How to Set (and Stick to!) Your Wedding Budget

Meg Keene, the brains behind A Practical Wedding, shares her stay-sane spending tips.

bride and groom cake topper with money
Photo Credit: iStock

Bridal Guide: What inspired you to launch your site — and later, write a book? 
Meg Keene: It sounds like a myth now, but I really did come home crying in the early days of my own wedding planning. I just wasn’t sure we could pull off a wedding that matched our values and budget. My now-husband had started a political blog he called “Practical Progress,” so he suggested I start a blog and call it “A Practical Wedding.” And the rest, as they say, is history.

BG: Determining a realistic budget: where should you start? 
MK: You have to figure out what you can afford to spend and who you need to invite, and then figure out what it would cost to feed them. You should start with exactly as much as you can afford, and make it work. Many lovely weddings have been had at a courthouse with cake! There is no reason to go into debt.

BG: What are some of your go-to cost-cutting strategies? 
MK: Get back to basics. If you keep in mind that a wedding is just the day you say vows to the person you love, and have a party afterwards, then everything becomes much simpler. Different cost-cutting strategies work for different people, but non-traditional venues and receptions where you don’t serve dinner are a great place to start.

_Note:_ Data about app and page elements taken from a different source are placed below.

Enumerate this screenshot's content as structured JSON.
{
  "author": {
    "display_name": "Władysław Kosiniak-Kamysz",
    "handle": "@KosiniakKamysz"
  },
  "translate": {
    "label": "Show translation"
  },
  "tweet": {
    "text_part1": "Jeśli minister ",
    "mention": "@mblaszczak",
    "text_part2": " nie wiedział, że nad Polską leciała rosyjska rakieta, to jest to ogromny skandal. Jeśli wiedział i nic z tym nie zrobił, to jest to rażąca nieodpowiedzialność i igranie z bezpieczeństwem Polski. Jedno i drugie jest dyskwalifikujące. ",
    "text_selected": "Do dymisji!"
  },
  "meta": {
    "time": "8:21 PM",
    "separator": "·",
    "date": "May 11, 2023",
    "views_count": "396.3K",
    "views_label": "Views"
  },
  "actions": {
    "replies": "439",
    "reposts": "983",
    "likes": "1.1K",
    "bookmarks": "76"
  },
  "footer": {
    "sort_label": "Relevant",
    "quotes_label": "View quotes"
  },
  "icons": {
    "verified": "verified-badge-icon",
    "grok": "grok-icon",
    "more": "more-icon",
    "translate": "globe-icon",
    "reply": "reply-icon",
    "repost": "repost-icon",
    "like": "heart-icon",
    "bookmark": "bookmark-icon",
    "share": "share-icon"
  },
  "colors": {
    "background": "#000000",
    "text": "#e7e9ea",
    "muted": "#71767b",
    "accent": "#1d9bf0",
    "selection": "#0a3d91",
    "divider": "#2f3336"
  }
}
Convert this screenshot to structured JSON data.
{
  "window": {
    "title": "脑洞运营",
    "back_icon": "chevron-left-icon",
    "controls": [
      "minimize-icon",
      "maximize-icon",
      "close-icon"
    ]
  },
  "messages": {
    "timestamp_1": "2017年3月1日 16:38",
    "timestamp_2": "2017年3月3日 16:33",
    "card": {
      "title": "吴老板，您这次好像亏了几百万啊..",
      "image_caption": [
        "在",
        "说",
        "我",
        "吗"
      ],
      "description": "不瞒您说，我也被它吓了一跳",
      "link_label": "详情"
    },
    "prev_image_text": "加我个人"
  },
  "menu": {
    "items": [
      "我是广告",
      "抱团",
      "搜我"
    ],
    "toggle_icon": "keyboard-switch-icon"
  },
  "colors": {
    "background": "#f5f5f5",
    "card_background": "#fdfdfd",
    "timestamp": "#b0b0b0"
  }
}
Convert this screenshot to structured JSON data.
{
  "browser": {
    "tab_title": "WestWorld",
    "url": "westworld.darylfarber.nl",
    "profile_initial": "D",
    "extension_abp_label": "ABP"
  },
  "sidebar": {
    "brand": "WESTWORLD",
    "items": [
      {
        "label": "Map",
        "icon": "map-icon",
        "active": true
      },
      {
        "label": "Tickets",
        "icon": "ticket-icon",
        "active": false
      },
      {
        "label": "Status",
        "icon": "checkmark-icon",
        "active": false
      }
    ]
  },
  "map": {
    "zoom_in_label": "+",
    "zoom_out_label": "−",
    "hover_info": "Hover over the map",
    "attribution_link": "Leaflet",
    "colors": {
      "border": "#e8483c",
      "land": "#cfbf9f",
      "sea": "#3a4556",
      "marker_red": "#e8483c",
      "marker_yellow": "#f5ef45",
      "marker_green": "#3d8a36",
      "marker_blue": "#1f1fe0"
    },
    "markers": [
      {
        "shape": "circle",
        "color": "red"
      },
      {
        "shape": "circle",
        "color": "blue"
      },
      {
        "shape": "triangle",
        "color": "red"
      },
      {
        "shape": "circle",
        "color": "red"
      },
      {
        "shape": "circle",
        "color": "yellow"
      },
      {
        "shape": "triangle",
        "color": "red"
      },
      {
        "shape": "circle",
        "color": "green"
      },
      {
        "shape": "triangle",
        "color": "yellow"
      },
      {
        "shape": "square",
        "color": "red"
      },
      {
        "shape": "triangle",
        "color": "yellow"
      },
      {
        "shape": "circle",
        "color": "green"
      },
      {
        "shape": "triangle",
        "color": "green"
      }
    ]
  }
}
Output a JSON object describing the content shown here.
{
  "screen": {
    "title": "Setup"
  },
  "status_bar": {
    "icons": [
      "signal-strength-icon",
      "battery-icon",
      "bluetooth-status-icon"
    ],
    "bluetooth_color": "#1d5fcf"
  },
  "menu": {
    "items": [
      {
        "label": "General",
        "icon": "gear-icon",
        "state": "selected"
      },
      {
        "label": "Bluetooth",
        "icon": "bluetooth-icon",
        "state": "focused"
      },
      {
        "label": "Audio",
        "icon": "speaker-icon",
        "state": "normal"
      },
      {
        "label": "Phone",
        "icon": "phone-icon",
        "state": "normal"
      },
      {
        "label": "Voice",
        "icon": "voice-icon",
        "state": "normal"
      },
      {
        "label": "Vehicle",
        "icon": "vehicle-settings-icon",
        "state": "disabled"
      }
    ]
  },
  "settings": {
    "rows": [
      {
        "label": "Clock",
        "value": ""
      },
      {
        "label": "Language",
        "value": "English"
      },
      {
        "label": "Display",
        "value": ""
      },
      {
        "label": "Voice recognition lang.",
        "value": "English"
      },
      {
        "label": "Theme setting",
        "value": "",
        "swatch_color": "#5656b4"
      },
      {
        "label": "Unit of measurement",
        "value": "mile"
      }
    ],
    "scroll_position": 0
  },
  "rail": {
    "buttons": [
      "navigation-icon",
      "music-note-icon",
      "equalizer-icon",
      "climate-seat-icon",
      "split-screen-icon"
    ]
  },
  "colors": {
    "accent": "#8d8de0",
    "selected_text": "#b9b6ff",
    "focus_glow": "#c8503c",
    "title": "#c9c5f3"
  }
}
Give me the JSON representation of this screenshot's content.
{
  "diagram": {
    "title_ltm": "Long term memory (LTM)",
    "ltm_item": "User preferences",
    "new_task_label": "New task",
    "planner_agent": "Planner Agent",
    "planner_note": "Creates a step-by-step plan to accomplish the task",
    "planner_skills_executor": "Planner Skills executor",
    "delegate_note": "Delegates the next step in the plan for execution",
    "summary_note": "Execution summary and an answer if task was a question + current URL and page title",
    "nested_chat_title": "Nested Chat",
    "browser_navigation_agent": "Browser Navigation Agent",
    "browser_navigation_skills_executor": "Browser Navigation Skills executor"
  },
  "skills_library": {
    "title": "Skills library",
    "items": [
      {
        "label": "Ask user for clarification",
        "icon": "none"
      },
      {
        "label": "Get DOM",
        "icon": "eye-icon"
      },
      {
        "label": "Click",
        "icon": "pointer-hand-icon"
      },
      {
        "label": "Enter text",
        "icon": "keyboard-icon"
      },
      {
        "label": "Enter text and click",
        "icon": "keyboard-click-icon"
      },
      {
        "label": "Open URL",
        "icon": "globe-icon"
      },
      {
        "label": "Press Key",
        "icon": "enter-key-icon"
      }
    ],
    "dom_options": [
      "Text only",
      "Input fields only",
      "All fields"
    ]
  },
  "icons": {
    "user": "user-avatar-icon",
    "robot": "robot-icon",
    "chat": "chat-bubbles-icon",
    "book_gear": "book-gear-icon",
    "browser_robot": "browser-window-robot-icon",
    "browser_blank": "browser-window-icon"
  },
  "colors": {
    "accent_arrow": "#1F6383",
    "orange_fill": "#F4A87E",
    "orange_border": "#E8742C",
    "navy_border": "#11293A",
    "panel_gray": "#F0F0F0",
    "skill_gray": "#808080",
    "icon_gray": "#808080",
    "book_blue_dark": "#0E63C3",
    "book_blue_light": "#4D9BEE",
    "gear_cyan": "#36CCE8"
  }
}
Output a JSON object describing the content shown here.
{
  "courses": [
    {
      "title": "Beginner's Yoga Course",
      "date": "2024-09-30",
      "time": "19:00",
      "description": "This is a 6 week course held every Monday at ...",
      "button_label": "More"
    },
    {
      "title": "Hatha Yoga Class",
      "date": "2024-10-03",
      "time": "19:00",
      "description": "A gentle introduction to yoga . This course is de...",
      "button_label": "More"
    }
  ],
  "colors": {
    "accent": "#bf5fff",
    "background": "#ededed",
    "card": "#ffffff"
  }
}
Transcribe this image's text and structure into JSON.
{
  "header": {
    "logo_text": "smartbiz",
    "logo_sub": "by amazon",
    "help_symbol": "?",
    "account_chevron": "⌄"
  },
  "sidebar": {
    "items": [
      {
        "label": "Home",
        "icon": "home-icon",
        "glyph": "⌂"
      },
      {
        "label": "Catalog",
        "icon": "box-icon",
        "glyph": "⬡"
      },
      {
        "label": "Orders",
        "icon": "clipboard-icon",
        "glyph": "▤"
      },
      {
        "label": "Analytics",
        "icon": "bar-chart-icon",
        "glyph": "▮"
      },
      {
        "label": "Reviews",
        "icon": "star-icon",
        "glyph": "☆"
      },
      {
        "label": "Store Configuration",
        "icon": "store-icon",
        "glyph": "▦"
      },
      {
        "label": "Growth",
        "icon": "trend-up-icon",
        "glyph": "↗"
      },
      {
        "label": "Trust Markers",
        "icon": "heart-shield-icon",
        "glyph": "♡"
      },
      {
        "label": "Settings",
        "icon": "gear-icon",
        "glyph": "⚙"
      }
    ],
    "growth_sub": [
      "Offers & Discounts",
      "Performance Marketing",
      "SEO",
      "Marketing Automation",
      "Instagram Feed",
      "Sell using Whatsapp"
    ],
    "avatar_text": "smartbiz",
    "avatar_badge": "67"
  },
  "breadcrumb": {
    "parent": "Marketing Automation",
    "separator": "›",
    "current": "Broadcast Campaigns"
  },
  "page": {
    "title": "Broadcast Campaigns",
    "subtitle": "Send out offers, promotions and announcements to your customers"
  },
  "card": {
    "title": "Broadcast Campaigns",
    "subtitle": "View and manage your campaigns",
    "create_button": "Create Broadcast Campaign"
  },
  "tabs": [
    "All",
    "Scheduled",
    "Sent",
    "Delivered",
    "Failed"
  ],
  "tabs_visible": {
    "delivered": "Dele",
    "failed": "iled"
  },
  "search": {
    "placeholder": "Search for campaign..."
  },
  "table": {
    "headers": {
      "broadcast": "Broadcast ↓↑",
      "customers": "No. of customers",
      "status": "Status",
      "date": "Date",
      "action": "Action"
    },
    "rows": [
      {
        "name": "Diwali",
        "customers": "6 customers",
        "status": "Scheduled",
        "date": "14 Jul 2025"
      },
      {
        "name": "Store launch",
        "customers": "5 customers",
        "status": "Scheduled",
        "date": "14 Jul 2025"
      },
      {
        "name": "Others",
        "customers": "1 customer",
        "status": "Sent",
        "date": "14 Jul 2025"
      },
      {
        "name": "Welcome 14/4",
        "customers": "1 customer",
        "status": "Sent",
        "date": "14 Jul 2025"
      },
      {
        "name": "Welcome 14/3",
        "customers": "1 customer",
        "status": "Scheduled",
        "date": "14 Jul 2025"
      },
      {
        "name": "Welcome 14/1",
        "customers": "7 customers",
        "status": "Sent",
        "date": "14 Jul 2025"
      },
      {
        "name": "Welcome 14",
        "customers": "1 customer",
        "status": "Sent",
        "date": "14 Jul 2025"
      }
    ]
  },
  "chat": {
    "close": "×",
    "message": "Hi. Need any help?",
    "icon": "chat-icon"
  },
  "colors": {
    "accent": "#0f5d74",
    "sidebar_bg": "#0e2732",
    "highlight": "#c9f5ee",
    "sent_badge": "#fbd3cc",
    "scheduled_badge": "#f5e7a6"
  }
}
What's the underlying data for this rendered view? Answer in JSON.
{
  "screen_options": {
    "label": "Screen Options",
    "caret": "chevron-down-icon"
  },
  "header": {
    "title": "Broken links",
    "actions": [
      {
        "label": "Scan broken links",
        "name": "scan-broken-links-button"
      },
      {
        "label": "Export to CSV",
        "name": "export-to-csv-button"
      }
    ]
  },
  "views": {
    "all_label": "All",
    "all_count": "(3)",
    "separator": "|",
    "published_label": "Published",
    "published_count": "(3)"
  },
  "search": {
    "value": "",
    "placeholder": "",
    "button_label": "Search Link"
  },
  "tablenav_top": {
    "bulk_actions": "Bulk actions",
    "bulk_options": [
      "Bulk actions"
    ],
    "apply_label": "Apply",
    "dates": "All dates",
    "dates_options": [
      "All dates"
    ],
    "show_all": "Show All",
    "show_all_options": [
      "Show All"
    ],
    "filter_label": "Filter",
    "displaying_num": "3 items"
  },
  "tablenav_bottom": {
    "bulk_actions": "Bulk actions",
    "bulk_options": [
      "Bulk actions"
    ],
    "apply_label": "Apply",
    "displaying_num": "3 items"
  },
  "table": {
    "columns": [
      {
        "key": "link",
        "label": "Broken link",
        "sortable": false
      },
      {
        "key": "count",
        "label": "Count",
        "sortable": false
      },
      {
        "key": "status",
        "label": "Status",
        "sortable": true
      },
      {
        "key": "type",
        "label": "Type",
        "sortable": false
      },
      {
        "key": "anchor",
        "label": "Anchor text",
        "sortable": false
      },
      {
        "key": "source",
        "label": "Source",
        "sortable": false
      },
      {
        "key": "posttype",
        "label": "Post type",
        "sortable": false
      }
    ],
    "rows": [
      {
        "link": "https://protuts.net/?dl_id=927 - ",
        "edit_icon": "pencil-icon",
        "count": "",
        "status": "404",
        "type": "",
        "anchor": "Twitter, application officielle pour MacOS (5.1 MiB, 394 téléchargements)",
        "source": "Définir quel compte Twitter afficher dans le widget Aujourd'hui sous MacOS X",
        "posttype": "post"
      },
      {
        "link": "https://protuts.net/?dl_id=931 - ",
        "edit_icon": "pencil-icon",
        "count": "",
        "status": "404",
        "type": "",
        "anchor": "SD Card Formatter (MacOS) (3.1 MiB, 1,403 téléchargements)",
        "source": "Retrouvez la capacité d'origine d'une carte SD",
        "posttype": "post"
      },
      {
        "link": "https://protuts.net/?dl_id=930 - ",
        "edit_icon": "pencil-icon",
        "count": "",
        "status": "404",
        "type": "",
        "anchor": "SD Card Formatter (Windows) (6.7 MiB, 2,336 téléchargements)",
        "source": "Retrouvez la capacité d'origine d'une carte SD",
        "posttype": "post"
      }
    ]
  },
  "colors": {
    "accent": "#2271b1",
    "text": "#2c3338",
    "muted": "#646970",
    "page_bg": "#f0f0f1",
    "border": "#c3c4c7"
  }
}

BG: How do you advise a couple to stay on track?
MK: Keep asking yourself, “If I were not throwing a wedding, would this seem reasonable?” If you don’t wear $500 shoes in your day-to-day life, maybe you should take a pass on those pricey peep-toe pumps.

BG: Your thoughts on wedding planners?
MK: Whether you have a planner or not, you shouldn't be the person in charge on your wedding day. Give that responsibility to a friend or someone you hire. A wedding planner can, in theory, make the planning process easier and save you tons of money. So if you can throw money at a problem (here, the stress of wedding planning), and make it go away, I say do it.

BG: What do your readers stress over?
MK: The stress over having a wedding that’s indie and different, which can be just as consuming as the pressures to have a more traditional wedding. You have to have a moment where you step back and put it all in perspective: The wedding is one day, and the start of something great. If the way to make it happen is to ditch the idea of having every detail hand-crafted, ditch it. 

BG: Favorite budget-friendly wedding trends?
MK: The biggest: food trucks in lieu of traditional catering.

BG: DIY wedding projects — budget friend or foe?
MK: They can be great if you genuinely want to make things and have time to manage the projects. Often, however, they add stress and may not save money. So if you’re not into crafting, consider just not having an item at your wedding instead of DIY-ing it.

BG: Are there particular weddings that have informed your thinking?
MK: Growing up, I went to a lot of cake-and-punch-on-the- church-lawn weddings. I didn’t attend what we would now consider a “traditional” wedding until high school. Over the years I’ve realized that what I remember most is the emotion behind the wedding, and I honestly can’t remember a single centerpiece — other than the one that caught fire!

The Practical Bride Remembers...

1. Research average wedding prices in your area and then think about what you want to spend. These numbers do not have to be the same. But if the average catering cost in your area is $10,000 and you have $5,000 to spend, it’s good to know you will probably need to get creative and make some compromises.

2. If you have a limited budget, you’re going to hear a lot of “can’t” and “won’t be able to.” But so much more is possible than you imagine. Once you’ve said yes to having a wedding it’s your job to say yes to the people around you who want to help. Your best friend wants to make you a wedding cake? Yes!

3. Prioritize your spending: What do you want to put money toward? Amazing food and drink? Feel empowered to ruthlessly cut other budget items. (Flowers, for example. You can still have them — but you won’t go overboard.)

Adapted from A Practical Wedding: Creative Ideas for Planning a Beautiful, Affordable, and Meaningful Celebration, by Meg Keene (2012, Da Capo Lifelong Books).